=== ENTRIES SHOWN ===
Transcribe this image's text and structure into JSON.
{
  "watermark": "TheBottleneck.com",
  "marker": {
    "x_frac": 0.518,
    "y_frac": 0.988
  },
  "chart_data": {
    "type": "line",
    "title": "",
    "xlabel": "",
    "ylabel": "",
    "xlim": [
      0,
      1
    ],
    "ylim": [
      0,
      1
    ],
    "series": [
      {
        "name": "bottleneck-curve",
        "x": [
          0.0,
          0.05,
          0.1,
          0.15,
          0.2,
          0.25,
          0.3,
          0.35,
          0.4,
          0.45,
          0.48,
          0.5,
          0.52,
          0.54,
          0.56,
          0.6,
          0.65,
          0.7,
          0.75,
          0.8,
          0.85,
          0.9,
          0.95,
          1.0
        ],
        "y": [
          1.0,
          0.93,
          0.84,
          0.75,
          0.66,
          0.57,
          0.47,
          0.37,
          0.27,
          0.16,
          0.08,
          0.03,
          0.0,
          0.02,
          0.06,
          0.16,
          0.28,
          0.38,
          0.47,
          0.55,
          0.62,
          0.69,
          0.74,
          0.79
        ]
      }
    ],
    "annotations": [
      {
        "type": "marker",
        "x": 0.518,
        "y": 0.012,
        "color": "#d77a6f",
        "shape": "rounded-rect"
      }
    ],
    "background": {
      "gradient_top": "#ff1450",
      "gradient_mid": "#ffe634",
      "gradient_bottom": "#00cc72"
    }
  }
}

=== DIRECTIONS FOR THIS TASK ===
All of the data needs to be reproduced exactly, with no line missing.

=== TASK RESPONSE ===
Transcribe this image's text and structure into JSON.
{
  "watermark": "TheBottleneck.com",
  "marker": {
    "x_frac": 0.518,
    "y_frac": 0.988
  },
  "chart_data": {
    "type": "line",
    "title": "",
    "xlabel": "",
    "ylabel": "",
    "xlim": [
      0,
      1
    ],
    "ylim": [
      0,
      1
    ],
    "series": [
      {
        "name": "bottleneck-curve",
        "x": [
          0.0,
          0.05,
          0.1,
          0.15,
          0.2,
          0.25,
          0.3,
          0.35,
          0.4,
          0.45,
          0.48,
          0.5,
          0.52,
          0.54,
          0.56,
          0.6,
          0.65,
          0.7,
          0.75,
          0.8,
          0.85,
          0.9,
          0.95,
          1.0
        ],
        "y": [
          1.0,
          0.93,
          0.84,
          0.75,
          0.66,
          0.57,
          0.47,
          0.37,
          0.27,
          0.16,
          0.08,
          0.03,
          0.0,
          0.02,
          0.06,
          0.16,
          0.28,
          0.38,
          0.47,
          0.55,
          0.62,
          0.69,
          0.74,
          0.79
        ]
      }
    ],
    "annotations": [
      {
        "type": "marker",
        "x": 0.518,
        "y": 0.012,
        "color": "#d77a6f",
        "shape": "rounded-rect"
      }
    ],
    "background": {
      "gradient_top": "#ff1450",
      "gradient_mid": "#ffe634",
      "gradient_bottom": "#00cc72"
    }
  }
}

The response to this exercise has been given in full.